Overview – Neck pain is common. Poor posture — whether from leaning over a computer or hunching over a workbench — strains neck muscles. Osteoarthritis also is a common cause of neck pain. Rarely, neck pain can be a symptom of a more serious problem. Seek medical care for neck pain with numbness or loss of strength in the arms or hands or for pain that shoots into a shoulder or down an arm.

How should I sit at my desk?

Chair – Choose a chair that supports your spinal curves. Adjust the height of your chair so that your feet rest flat on the floor or on a footrest and your thighs are parallel to the floor. Adjust armrests so your arms gently rest on them with your shoulders relaxed.

How can I use my laptop without straining my neck?

People are spending more and more time in front of a screen, both for work and leisure. As an osteopath I always ask patients about their desk set up and computer use. A desk top computer, when properly set up is the best option ergonomically. However, many people prefer the convenience and size of laptops due to work patterns or lifestyle.

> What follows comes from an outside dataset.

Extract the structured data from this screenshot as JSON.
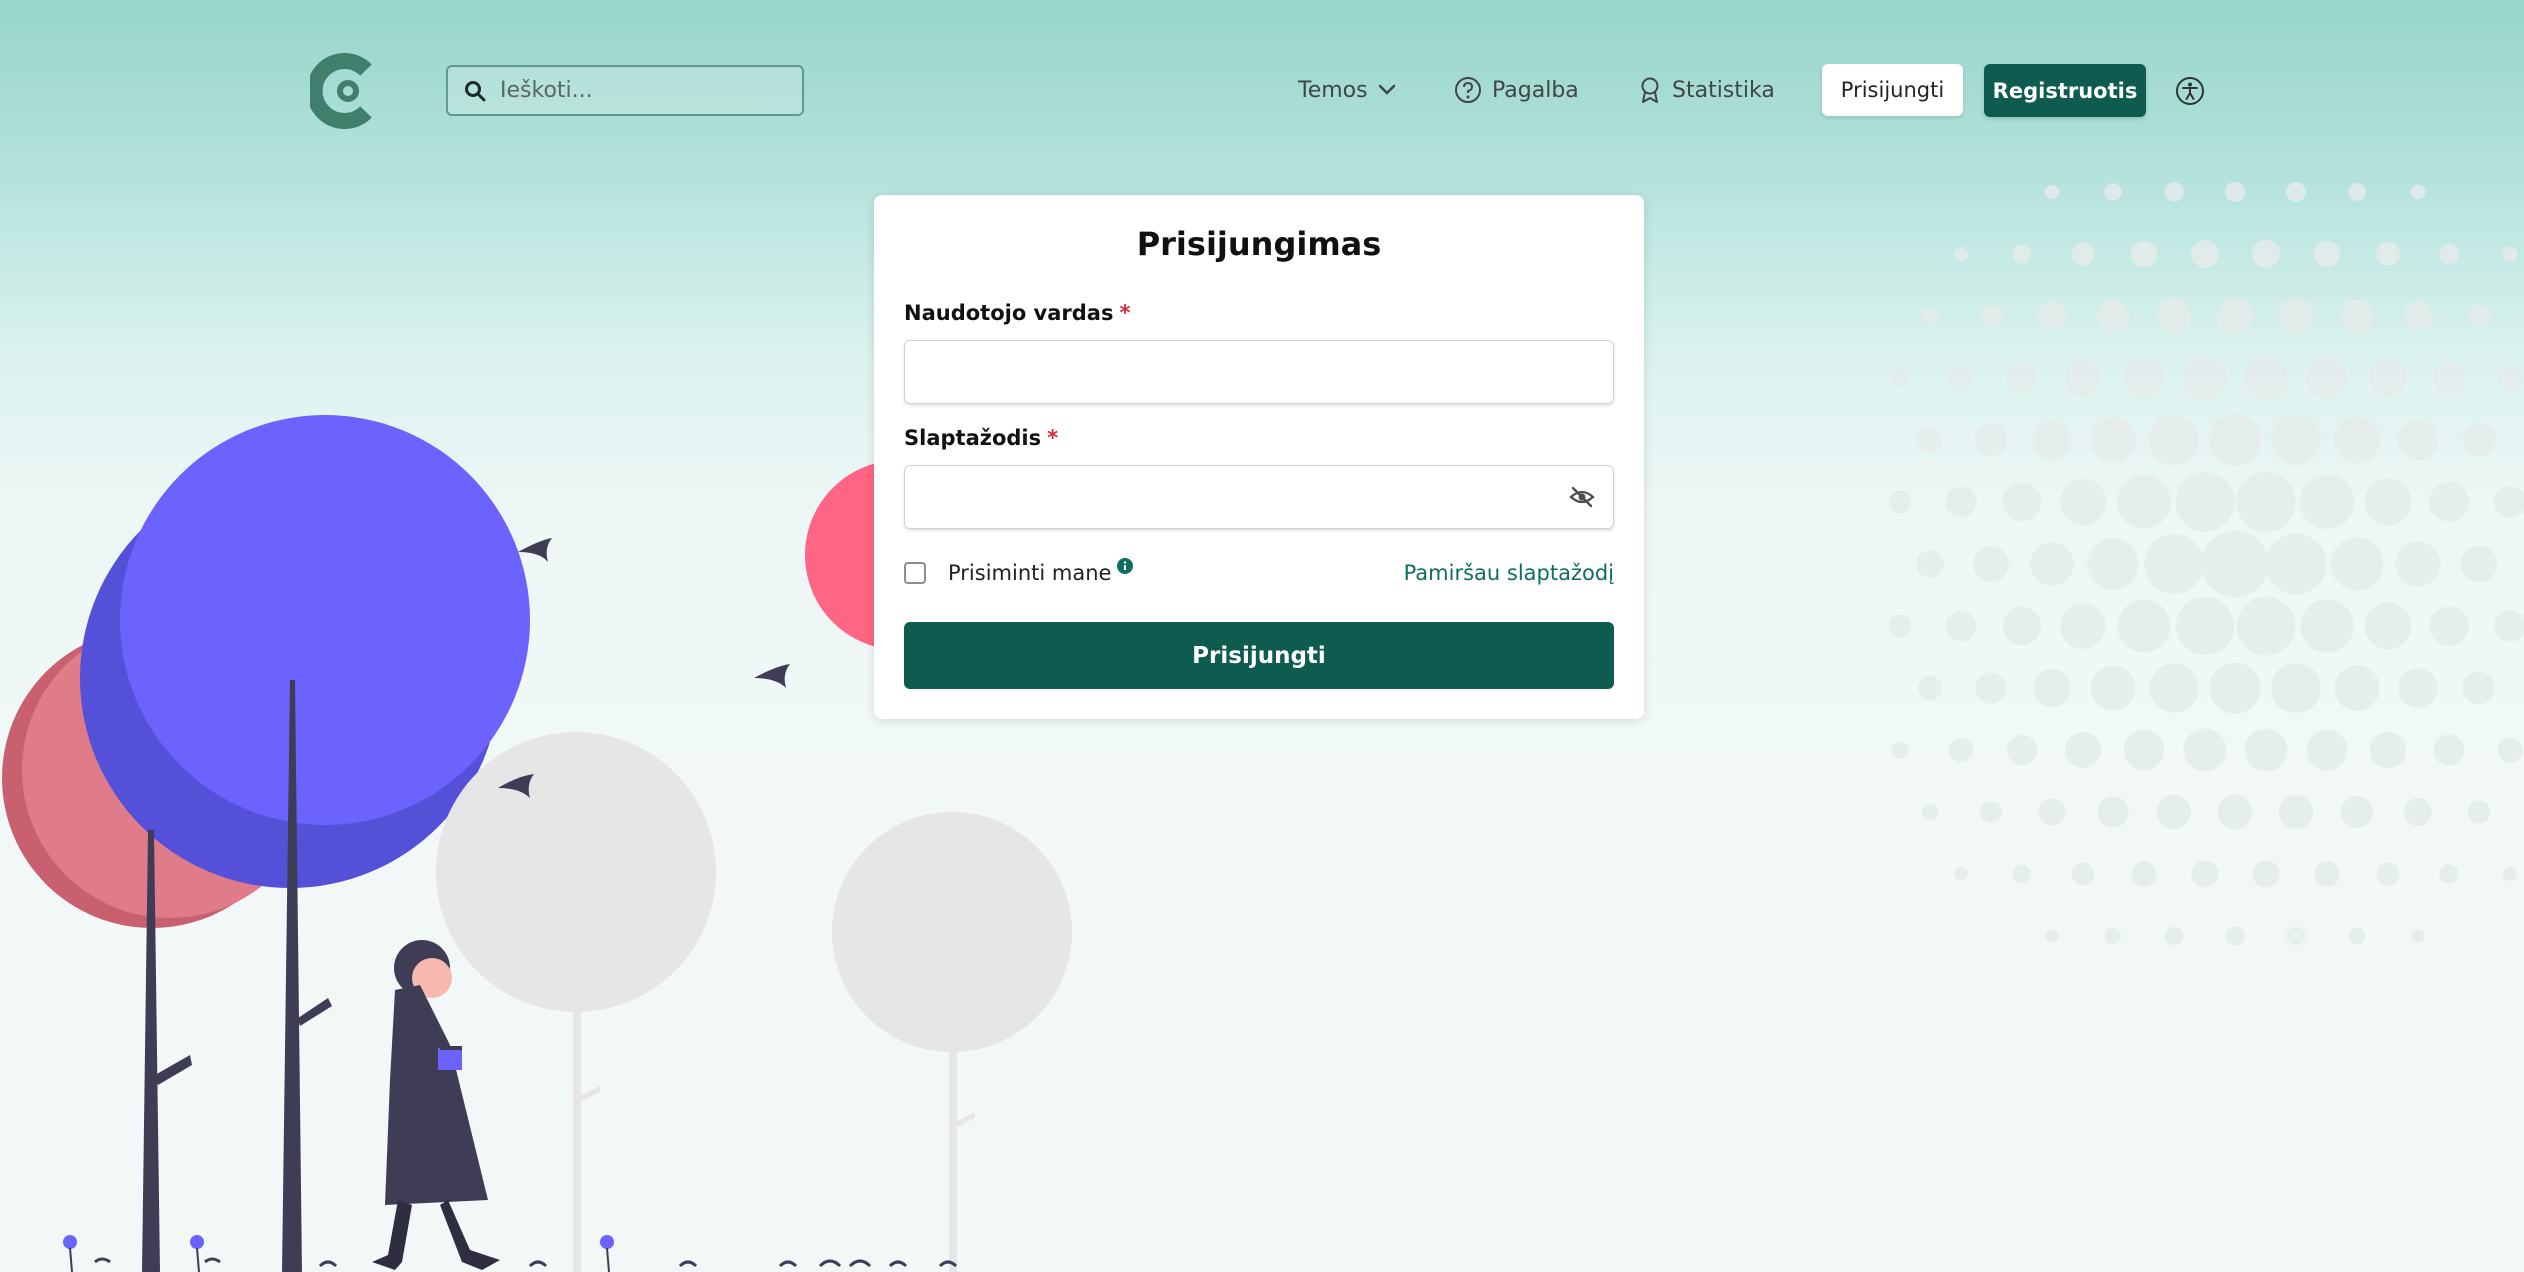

What is computer neck Syndrome?

If you’ve ever spent hour after hour, day after day staring at your computer screen, you probably know the pain that is “tech neck.” It’s a term that’s come to refer to the soreness, stiffness, and even injury that can result from bending your head downward to look at an electronic device for too long, according to NewYork-Presbyterian Hospital,

It’s the fallout from spending too much time looking down at phones or tablets, or holding your head too far forward to look at a computer screen,” explains Stacie J. Stephenson, a doctor of chiropractic and chair of functional medicine for Cancer Treatment Centers of America, who is based in Paradise Valley, Arizona.

If you can relate, read on for why “tech neck” can be bad for long-term health, symptoms to look out for, and what to do about it.